Sidney, Neb. There's a pocket of pheasants up in Nebraska, I was told a number of years ago by a reader willing to share some fortuitous wealth.
It was a little out of the way, though, and generally overlooked by hunters bound for McCook and other officially designated hot spots.
"No, it really is something special," he assured, sensing a grain, maybe a ton, of skepticism. "You won't believe it. There's only one condition. ... You can't write about it or tell anyone else about it. Promise?"
Well, OK. One isn't offered a map to the Lost Dutchman mine every day. Even if it turned out to be a wild goose Â uh, wild pheasant Â chase, what was there to lose?
"Sure. I promise."

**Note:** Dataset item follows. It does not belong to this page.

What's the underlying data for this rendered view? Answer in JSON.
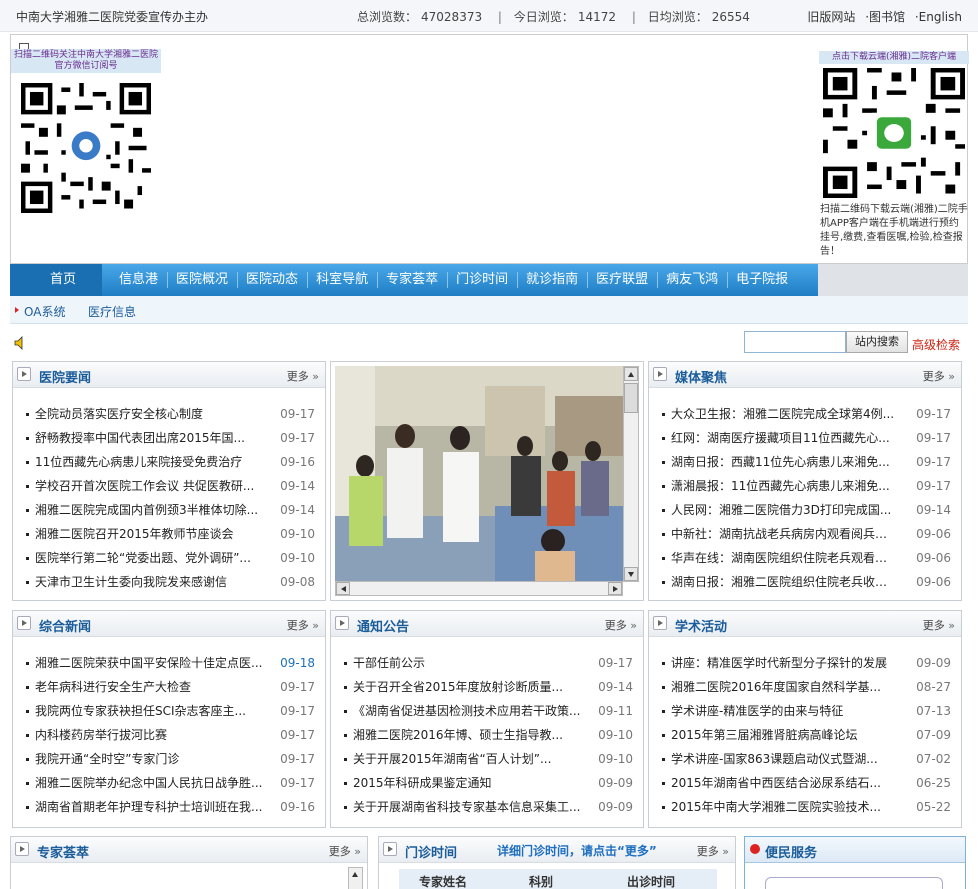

One minor detail remained in question: Where, exactly, was this little mother lode of ringnecks?
"Get a map," my benefactor directed. "Look for ..."
At this point he muttered the name of some obscure wide spot in a road, where both town limit signs might have been on the same post.
"That's all I'll say. When you see the road-kill pheasants, you'll know you're there."
Now, what could be more precise? More credible? If Army intelligence had information that good, Osama bin Laden would have been flushed, shot and retrieved long ago.
I checked and rechecked a Nebraska map. Found what sounded like the sweet spot. With the Ritz dog in tow, I went in search of the promised pheasant land.
The wide spot in the road Â a grain elevator in the middle of cow country, where overalled locals answered inquiries from strangers with surly grunts, if they spoke at all Â presented several interesting choices: the four points of the compass.
I drove east through pasture land. South. Even the Sioux might have abandoned such pheasantless landscape.
Presently, I topped a small hill. Tall wheat stubble lay before me. Other farmed fields spread out beyond. And the cover! Roadside ditches were choked with weeds, with mature waste wheat. Best of all, the pivot-irrigated cornfields had calf-high wheat stubble in their corners.
Maybe that hidden-pocket-of-pheasants tipster really had known his stuff. But where were they?
"Not here," the man answering the first doorbell asserted. "I don't own any farmland, and besides, I don't think there are any pheasants around here."
Oh, yeah? I'd traveled too far to be so easily deterred. The surroundings simply looked too good not to have birds. I approached a run-down old farmhouse, knocked on its particle-board front door, was met by a short, thin, white-bearded man wearing a wool hat with ear flaps that might also have been worn by Elmer Fudd or one of the Grumpy Old Men.
"They're in those trees," he replied, motioning toward a wind break at the edge of a nearby field.
"You can hunt 'em there ... and you can hunt 'em there and there," he offered, pointing to more prime acres than could be covered in a long hunting day. "Just not in that line of trees behind my house; those are my pets."
The pheasants were in the trees, all right. They were in the corn and in the wheat. I shot a limit and returned the next day for another. I've been back every year since, though the ringneck numbers have seen some ups and downs.
It's become tradition, no matter the prospects. I closed the season there a few weeks ago.